This makes for a central warranty location, as long as the PV module
companies stay in business. Matching module warranty with the micro
gear is a very good marketing strategy. Very long mean time between
failure (MTBF) numbers were presented by various companies, in the 400
to 500 year ranges. The high operating temperatures of this gear
exposed to the heat of the sun make these MTBF’s highly questionable.
The PV industry will surely become more savvy in estimating and
marketing MTBF in the future.
Other unique strategies were presented at the forum.
presented their parallel DC to DC optimizer including an integrated
wiring harness solution made by Shoals Technologies Group.
explained how their DC to DC optimizer solution uses a combination of
real-time module and string-level information to compute the optimal
operating state of each PV module. There are many more micro approaches
and business models being promoted in today’s micro electrical BOS
Be on the look out for two international leaders in traditional PV AC
inverters to introduce micro inverters;
symbol PWER) and SMA
Technology AG (
September 2009, SMA purchased OK4U, one of the original micro AC
inverter technologies. Kaco New Energy Inc’s transformer-less inverter
was shown as a partner for the DC to DC strategies in the forum, and
like other existing inverter companies, will have good opportunities to
customize their grid interactive technologies with micro technologies.
Beware, these micro technologies are highly duplicate-able. This means
they will probably be championed by very intelligent electrical
engineers from developing nations. I heard a rumour from this year’s
Solarexpo conference in Verona that there was an Enphase knock-off from
China, everything the same, except the very important aspect of quality.
Copycat designs will be enabled by National Semiconductor’s May 2011
announcement of the availability of their integrated circuits (IC’s)
for use in the design of PV system micro inverters, power optimizers,
and charge controllers.
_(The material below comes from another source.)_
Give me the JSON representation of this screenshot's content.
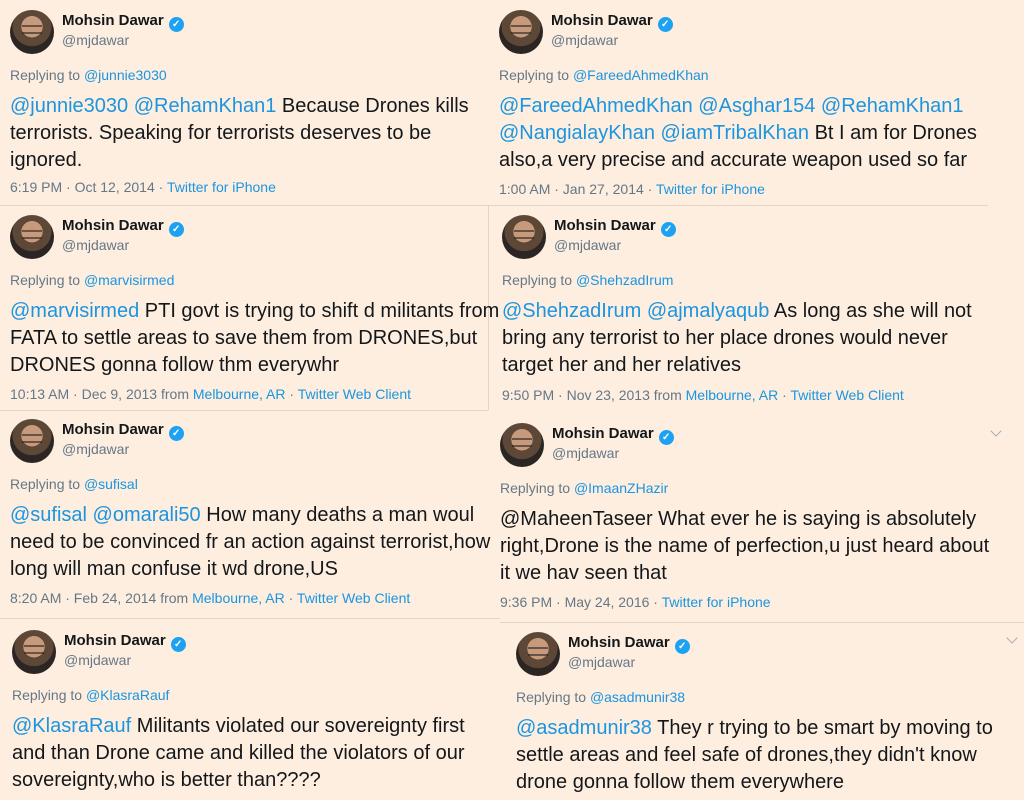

National Semiconductor ended its original
June of 2008 SolarMagic
business of selling complete micro components and calling it a
“per-panel electronics solution that maximizes power output of
multi-panel installations”. Now, they are backing up the supply chain
to supply IC’s instead of BOS components. Texas Instruments has
been marketing PV power IC’s for a few years.
The largest inverter companies, and the smallest companies enabled with
computer chips from National Semiconductor and Texas Instruments are
creating an exciting playing field for micro PV BOS solutions. All
these approaches continue to put pressure on lowering installed PV
system costs, increasing the annual performance and increasing
the market for less than optimal installations. We will be seeing
increased innovations from electronics integrated directly on the back
of DC PV modules. It is all very exciting; the innovations, and our
learning how they fit into the PV industry has just begun.
For more in formation on the American Solar Energy Society please visit
ases.org and plan on attending the
held in Denver May 13th 2012.
Joseph McCabe is a solar industry
expert with over 20 years in the business. He is an American Solar
Energy Society Fellow, a Professional Engineer, and is internationally
recognized as an expert in thin film PV, BIPV and Photovoltaic/Thermal
solar industry activities. McCabe has a Masters Degree in Nuclear and
Energy Engineering. Joe is a Contributing Editor to altenergystocks and
can be reached at energy [no space] ideas at gmail dotcom.